* **TASK GOAL**
Each line below that holds the word "content" counts once. Say how many such lines there are, and no more.

* **RECORDS SHOWN**
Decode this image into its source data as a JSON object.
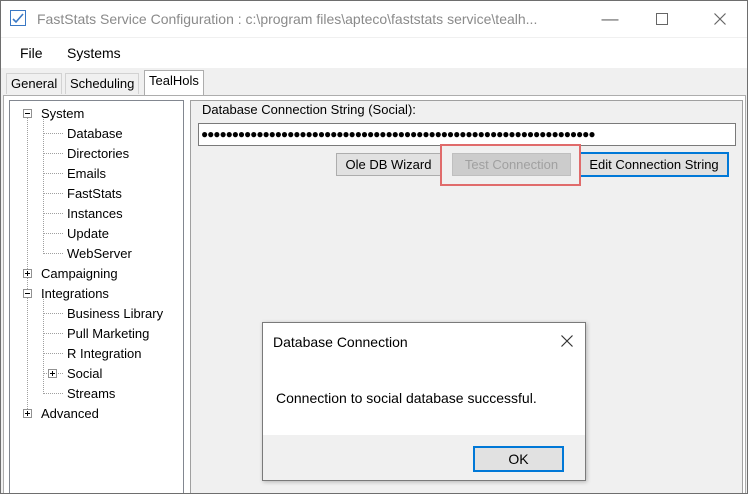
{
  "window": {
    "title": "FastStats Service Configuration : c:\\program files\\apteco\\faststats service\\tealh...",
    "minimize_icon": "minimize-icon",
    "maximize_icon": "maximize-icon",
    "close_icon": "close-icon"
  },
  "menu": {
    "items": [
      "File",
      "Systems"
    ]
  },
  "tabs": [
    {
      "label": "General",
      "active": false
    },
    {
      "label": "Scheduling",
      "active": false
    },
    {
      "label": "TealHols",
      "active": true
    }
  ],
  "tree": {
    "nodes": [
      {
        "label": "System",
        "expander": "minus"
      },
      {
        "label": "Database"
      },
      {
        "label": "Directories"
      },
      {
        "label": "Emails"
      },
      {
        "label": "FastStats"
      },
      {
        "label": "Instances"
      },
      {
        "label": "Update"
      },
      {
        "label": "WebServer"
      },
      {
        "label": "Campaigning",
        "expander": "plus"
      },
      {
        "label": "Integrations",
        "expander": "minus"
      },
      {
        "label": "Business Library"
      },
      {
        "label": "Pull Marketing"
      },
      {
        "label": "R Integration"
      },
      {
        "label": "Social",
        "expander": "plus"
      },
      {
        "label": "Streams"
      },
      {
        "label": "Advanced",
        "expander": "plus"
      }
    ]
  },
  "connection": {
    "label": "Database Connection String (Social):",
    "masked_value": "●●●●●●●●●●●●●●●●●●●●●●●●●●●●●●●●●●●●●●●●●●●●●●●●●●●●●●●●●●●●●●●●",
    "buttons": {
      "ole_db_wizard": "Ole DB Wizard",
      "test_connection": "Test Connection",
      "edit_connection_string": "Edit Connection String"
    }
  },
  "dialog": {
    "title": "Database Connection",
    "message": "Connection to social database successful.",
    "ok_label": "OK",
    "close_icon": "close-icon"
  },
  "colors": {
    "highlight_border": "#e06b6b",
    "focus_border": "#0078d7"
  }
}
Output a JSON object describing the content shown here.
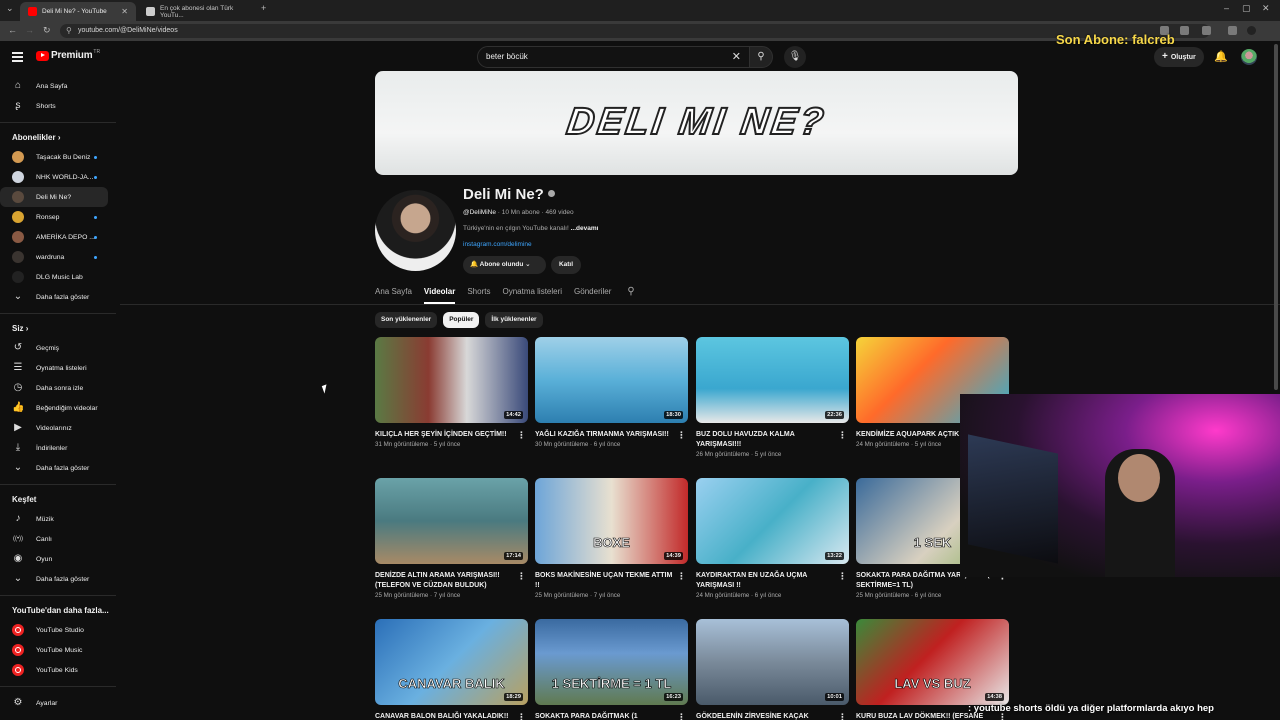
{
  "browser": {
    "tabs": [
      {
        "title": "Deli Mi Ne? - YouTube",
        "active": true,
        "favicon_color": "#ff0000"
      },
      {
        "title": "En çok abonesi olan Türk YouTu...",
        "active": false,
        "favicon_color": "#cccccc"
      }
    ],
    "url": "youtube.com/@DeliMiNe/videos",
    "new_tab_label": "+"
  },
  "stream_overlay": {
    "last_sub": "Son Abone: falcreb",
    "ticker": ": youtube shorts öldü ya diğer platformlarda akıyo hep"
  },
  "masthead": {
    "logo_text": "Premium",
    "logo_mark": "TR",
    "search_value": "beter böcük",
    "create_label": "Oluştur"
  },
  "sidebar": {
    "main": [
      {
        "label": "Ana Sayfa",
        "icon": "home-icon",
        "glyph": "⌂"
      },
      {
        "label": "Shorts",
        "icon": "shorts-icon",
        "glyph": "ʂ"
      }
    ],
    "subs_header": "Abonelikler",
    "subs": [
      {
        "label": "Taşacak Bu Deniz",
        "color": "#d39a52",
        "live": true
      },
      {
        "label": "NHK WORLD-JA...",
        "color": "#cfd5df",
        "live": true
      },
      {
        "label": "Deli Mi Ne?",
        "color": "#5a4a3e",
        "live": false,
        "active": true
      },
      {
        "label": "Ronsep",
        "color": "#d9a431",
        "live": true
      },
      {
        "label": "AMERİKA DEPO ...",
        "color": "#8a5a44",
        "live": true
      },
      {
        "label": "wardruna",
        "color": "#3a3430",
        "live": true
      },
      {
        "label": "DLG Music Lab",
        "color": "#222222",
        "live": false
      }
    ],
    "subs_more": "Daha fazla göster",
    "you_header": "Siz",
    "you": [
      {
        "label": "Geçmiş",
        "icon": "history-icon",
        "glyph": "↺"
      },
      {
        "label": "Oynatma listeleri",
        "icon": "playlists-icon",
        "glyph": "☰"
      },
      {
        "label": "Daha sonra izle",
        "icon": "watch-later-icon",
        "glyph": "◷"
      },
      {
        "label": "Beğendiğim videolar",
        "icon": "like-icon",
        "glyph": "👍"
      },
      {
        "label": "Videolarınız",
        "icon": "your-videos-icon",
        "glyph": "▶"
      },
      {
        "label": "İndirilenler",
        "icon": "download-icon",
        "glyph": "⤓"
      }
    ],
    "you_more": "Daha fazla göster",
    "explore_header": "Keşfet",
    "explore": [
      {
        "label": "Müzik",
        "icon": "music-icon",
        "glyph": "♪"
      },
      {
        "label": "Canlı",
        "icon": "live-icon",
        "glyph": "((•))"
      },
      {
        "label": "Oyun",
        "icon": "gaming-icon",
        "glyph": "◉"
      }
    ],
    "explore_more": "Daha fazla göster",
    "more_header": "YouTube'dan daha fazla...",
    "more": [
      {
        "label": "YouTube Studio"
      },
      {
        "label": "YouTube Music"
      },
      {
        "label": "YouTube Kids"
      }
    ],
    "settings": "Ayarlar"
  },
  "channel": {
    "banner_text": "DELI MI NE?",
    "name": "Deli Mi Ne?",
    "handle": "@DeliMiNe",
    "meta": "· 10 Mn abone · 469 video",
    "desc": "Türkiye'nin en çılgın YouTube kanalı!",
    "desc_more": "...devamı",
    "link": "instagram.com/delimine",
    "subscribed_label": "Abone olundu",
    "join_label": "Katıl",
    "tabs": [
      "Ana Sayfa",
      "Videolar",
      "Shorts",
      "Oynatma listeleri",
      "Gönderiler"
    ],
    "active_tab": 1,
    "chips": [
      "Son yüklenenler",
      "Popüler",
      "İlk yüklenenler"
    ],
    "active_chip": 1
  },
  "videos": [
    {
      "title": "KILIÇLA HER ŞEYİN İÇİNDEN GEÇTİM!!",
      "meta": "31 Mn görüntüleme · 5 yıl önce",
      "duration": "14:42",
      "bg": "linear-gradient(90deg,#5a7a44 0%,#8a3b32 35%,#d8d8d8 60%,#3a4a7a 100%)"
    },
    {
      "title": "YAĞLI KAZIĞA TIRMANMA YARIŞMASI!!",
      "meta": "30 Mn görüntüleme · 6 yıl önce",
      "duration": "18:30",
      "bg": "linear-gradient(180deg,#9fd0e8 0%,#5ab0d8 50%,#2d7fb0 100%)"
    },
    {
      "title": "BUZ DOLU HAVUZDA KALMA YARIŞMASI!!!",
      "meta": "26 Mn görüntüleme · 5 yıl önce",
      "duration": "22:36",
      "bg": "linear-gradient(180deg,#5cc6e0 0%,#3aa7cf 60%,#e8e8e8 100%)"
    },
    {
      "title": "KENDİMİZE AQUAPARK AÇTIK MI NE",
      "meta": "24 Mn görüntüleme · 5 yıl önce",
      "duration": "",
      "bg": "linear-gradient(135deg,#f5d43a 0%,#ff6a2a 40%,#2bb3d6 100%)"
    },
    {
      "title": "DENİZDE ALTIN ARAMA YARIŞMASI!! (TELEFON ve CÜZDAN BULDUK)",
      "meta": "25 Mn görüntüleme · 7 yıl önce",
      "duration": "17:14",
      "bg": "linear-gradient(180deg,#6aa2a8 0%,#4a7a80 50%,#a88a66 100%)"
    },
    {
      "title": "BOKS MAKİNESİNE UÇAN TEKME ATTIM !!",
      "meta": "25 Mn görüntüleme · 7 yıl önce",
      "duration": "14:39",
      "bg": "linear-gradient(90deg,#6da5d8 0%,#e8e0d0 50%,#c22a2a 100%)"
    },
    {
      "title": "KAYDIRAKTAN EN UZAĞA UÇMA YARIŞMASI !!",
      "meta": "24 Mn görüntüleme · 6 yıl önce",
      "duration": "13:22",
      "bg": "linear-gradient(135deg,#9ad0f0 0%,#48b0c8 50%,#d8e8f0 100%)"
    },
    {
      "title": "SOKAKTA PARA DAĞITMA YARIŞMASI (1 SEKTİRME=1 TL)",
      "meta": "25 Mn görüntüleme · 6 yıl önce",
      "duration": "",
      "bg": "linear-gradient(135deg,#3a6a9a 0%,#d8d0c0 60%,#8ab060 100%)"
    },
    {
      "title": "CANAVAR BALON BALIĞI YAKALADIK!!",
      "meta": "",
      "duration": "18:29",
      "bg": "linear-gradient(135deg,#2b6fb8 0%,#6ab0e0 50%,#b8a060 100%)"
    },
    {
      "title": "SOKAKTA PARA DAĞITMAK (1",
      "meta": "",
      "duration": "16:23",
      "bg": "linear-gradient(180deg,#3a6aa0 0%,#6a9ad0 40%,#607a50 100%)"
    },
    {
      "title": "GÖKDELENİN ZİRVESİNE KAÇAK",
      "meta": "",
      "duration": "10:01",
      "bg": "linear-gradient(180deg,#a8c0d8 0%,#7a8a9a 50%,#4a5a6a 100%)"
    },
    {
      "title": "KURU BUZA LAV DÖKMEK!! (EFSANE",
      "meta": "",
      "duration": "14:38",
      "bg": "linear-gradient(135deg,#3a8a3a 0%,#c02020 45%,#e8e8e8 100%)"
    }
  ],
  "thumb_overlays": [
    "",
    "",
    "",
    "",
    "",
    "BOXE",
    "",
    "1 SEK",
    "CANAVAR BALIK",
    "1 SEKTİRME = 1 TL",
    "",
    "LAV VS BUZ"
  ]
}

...

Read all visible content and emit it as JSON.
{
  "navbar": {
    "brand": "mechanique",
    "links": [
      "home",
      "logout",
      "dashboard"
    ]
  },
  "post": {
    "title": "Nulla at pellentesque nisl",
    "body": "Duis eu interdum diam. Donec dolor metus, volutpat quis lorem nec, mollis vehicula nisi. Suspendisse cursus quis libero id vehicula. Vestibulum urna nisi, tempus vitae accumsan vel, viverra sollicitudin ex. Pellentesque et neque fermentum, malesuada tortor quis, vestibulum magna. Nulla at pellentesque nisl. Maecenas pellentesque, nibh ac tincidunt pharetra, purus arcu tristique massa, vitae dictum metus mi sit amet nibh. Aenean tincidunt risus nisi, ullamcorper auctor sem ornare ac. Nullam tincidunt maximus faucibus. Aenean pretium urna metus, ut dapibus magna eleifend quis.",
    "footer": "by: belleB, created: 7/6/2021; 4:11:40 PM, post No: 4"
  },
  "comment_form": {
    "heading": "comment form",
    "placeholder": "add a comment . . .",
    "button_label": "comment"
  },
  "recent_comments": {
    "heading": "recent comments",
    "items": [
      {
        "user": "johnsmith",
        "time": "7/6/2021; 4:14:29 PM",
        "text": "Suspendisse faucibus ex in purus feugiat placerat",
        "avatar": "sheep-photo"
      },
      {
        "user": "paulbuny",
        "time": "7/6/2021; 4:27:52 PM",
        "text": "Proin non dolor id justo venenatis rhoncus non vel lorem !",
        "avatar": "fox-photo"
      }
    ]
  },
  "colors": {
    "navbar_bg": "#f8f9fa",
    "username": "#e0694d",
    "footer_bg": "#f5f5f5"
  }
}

* **TASK ANSWER**
2